In the words of Michelle Mapp, Tricounty Cradle to Career Collaborative (TCCC) treasurer and CEO of South Carolina Community Loan Fund, in response to grim test results of tri-county students: “We have to ask ourselves as a community, why is that? And why do we allow it to continue?”
Over 60 percent of third-graders are reading below grade level and not doing much better in math. According to a TCCC report, two in three high school graduates aren’t ready for college-level course work. One in three isn’t even prepared to enter the work force.
Why is the Charleston County School District considering increasing class size and eliminating parts of its literacy program? Our children are paying the price of gross mismanagement.
This is a crisis. Such a shortfall in educated youth does not bode well for the well-being of our society.
Superintendent Gerrita Postlewait’s comment that the high school graduation rate does not equate to college readiness (or workforce readiness, according to many) and that “the acquisition of Carnegie units by earning D’s is an antiquated measure” should be addressed.
We need to prepare students for a much different future, and we can begin by stressing the validity of assessments like the ACT and WorkKeys instruments used this year.
As a retired educator, I have seen that parents (and students) focus on teacher grades and promotion rather than standardized tests results. Parents might not be too concerned with a “below average” reading assessment at the end of third grade as long as their child is promoted.
Hence begins the downward spiral, as huge numbers of students deal with textbooks and concepts that are beyond their grasp. This leads to far too many dropping out at age 17, and for those who continue to be promoted, to a path going nowhere.
If third-graders were to have blood-sugar readings outside of the normal range, parents, physicians and the students themselves would address the issue immediately.

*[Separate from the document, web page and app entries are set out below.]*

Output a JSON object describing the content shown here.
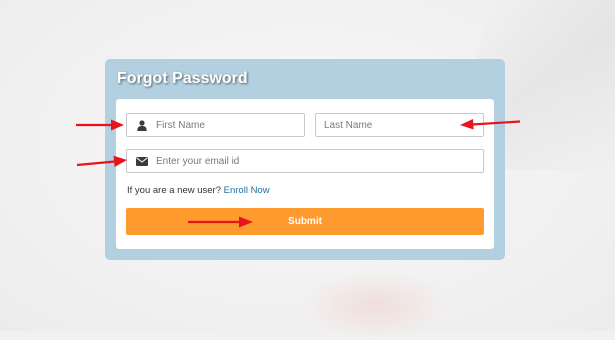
{
  "form": {
    "title": "Forgot Password",
    "first_name": {
      "placeholder": "First Name",
      "value": ""
    },
    "last_name": {
      "placeholder": "Last Name",
      "value": ""
    },
    "email": {
      "placeholder": "Enter your email id",
      "value": ""
    },
    "enroll_prompt": "If you are a new user?",
    "enroll_link": "Enroll Now",
    "submit_label": "Submit"
  },
  "icons": {
    "first_name": "user-icon",
    "email": "envelope-icon"
  },
  "annotations": {
    "arrow_color": "#e8141a"
  },
  "colors": {
    "header_panel": "#b3d0e0",
    "submit_button": "#ff9a2e",
    "link": "#1f6f9f"
  }
}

A salute to the Tri-County Cradle to Career Collaborative. I hope that it will influence the educational community to make major changes in curriculum and assessment. Also, I hope that it will support Mark Epstein in his mission to raise the dropout age to 18.
Island Walk East